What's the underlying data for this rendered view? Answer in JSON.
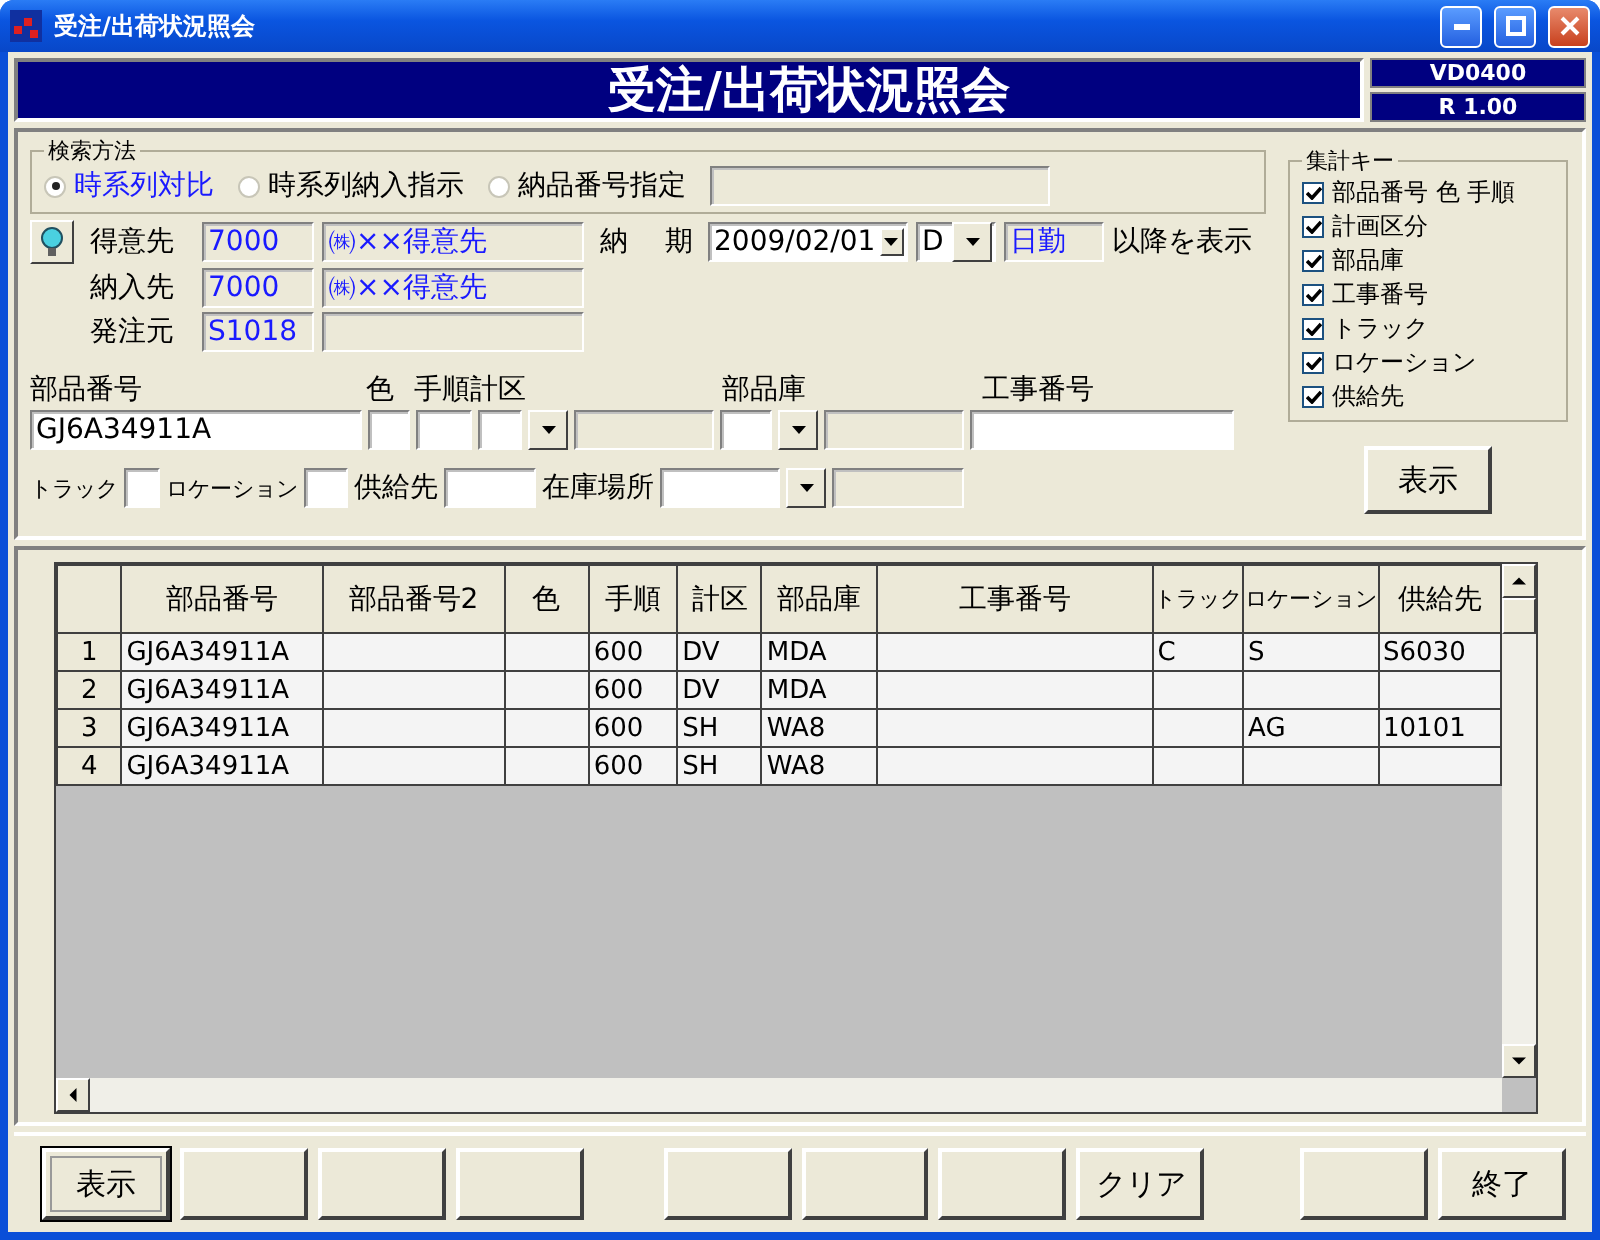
{
  "window": {
    "title": "受注/出荷状況照会"
  },
  "header": {
    "title": "受注/出荷状況照会",
    "code": "VD0400",
    "revision": "R 1.00"
  },
  "search_method": {
    "legend": "検索方法",
    "options": [
      {
        "label": "時系列対比",
        "selected": true
      },
      {
        "label": "時系列納入指示",
        "selected": false
      },
      {
        "label": "納品番号指定",
        "selected": false
      }
    ]
  },
  "parties": [
    {
      "label": "得意先",
      "code": "7000",
      "name": "㈱××得意先"
    },
    {
      "label": "納入先",
      "code": "7000",
      "name": "㈱××得意先"
    },
    {
      "label": "発注元",
      "code": "S1018"
    }
  ],
  "due": {
    "label": "納 期",
    "date": "2009/02/01",
    "unit": "D",
    "shift": "日勤",
    "suffix": "以降を表示"
  },
  "filters": {
    "part_number": {
      "label": "部品番号",
      "value": "GJ6A34911A"
    },
    "color": {
      "label": "色"
    },
    "procedure": {
      "label": "手順"
    },
    "plan_class": {
      "label": "計区"
    },
    "warehouse": {
      "label": "部品庫"
    },
    "work_number": {
      "label": "工事番号"
    },
    "track": {
      "label": "トラック"
    },
    "location": {
      "label": "ロケーション"
    },
    "supplier": {
      "label": "供給先"
    },
    "stock_place": {
      "label": "在庫場所"
    }
  },
  "aggregate_keys": {
    "legend": "集計キー",
    "items": [
      {
        "label": "部品番号 色 手順",
        "checked": true
      },
      {
        "label": "計画区分",
        "checked": true
      },
      {
        "label": "部品庫",
        "checked": true
      },
      {
        "label": "工事番号",
        "checked": true
      },
      {
        "label": "トラック",
        "checked": true
      },
      {
        "label": "ロケーション",
        "checked": true
      },
      {
        "label": "供給先",
        "checked": true
      }
    ]
  },
  "show_button": "表示",
  "table": {
    "columns": [
      "部品番号",
      "部品番号2",
      "色",
      "手順",
      "計区",
      "部品庫",
      "工事番号",
      "トラック",
      "ロケーション",
      "供給先"
    ],
    "rows": [
      {
        "number": "1",
        "cells": [
          "GJ6A34911A",
          null,
          null,
          "600",
          "DV",
          "MDA",
          null,
          "C",
          "S",
          "S6030"
        ]
      },
      {
        "number": "2",
        "cells": [
          "GJ6A34911A",
          null,
          null,
          "600",
          "DV",
          "MDA",
          null,
          null,
          null,
          null
        ]
      },
      {
        "number": "3",
        "cells": [
          "GJ6A34911A",
          null,
          null,
          "600",
          "SH",
          "WA8",
          null,
          null,
          "AG",
          "10101"
        ]
      },
      {
        "number": "4",
        "cells": [
          "GJ6A34911A",
          null,
          null,
          "600",
          "SH",
          "WA8",
          null,
          null,
          null,
          null
        ]
      }
    ]
  },
  "function_keys": [
    {
      "label": "表示",
      "focused": true
    },
    {
      "focused": false
    },
    {
      "focused": false
    },
    {
      "focused": false
    },
    {
      "focused": false
    },
    {
      "focused": false
    },
    {
      "focused": false
    },
    {
      "label": "クリア",
      "focused": false
    },
    {
      "focused": false
    },
    {
      "label": "終了",
      "focused": false
    }
  ]
}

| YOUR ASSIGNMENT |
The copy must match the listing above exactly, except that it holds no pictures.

| EXERCISE ANSWER |
What's the underlying data for this rendered view? Answer in JSON.
{
  "window": {
    "title": "受注/出荷状況照会"
  },
  "header": {
    "title": "受注/出荷状況照会",
    "code": "VD0400",
    "revision": "R 1.00"
  },
  "search_method": {
    "legend": "検索方法",
    "options": [
      {
        "label": "時系列対比",
        "selected": true
      },
      {
        "label": "時系列納入指示",
        "selected": false
      },
      {
        "label": "納品番号指定",
        "selected": false
      }
    ]
  },
  "parties": [
    {
      "label": "得意先",
      "code": "7000",
      "name": "㈱××得意先"
    },
    {
      "label": "納入先",
      "code": "7000",
      "name": "㈱××得意先"
    },
    {
      "label": "発注元",
      "code": "S1018"
    }
  ],
  "due": {
    "label": "納 期",
    "date": "2009/02/01",
    "unit": "D",
    "shift": "日勤",
    "suffix": "以降を表示"
  },
  "filters": {
    "part_number": {
      "label": "部品番号",
      "value": "GJ6A34911A"
    },
    "color": {
      "label": "色"
    },
    "procedure": {
      "label": "手順"
    },
    "plan_class": {
      "label": "計区"
    },
    "warehouse": {
      "label": "部品庫"
    },
    "work_number": {
      "label": "工事番号"
    },
    "track": {
      "label": "トラック"
    },
    "location": {
      "label": "ロケーション"
    },
    "supplier": {
      "label": "供給先"
    },
    "stock_place": {
      "label": "在庫場所"
    }
  },
  "aggregate_keys": {
    "legend": "集計キー",
    "items": [
      {
        "label": "部品番号 色 手順",
        "checked": true
      },
      {
        "label": "計画区分",
        "checked": true
      },
      {
        "label": "部品庫",
        "checked": true
      },
      {
        "label": "工事番号",
        "checked": true
      },
      {
        "label": "トラック",
        "checked": true
      },
      {
        "label": "ロケーション",
        "checked": true
      },
      {
        "label": "供給先",
        "checked": true
      }
    ]
  },
  "show_button": "表示",
  "table": {
    "columns": [
      "部品番号",
      "部品番号2",
      "色",
      "手順",
      "計区",
      "部品庫",
      "工事番号",
      "トラック",
      "ロケーション",
      "供給先"
    ],
    "rows": [
      {
        "number": "1",
        "cells": [
          "GJ6A34911A",
          null,
          null,
          "600",
          "DV",
          "MDA",
          null,
          "C",
          "S",
          "S6030"
        ]
      },
      {
        "number": "2",
        "cells": [
          "GJ6A34911A",
          null,
          null,
          "600",
          "DV",
          "MDA",
          null,
          null,
          null,
          null
        ]
      },
      {
        "number": "3",
        "cells": [
          "GJ6A34911A",
          null,
          null,
          "600",
          "SH",
          "WA8",
          null,
          null,
          "AG",
          "10101"
        ]
      },
      {
        "number": "4",
        "cells": [
          "GJ6A34911A",
          null,
          null,
          "600",
          "SH",
          "WA8",
          null,
          null,
          null,
          null
        ]
      }
    ]
  },
  "function_keys": [
    {
      "label": "表示",
      "focused": true
    },
    {
      "focused": false
    },
    {
      "focused": false
    },
    {
      "focused": false
    },
    {
      "focused": false
    },
    {
      "focused": false
    },
    {
      "focused": false
    },
    {
      "label": "クリア",
      "focused": false
    },
    {
      "focused": false
    },
    {
      "label": "終了",
      "focused": false
    }
  ]
}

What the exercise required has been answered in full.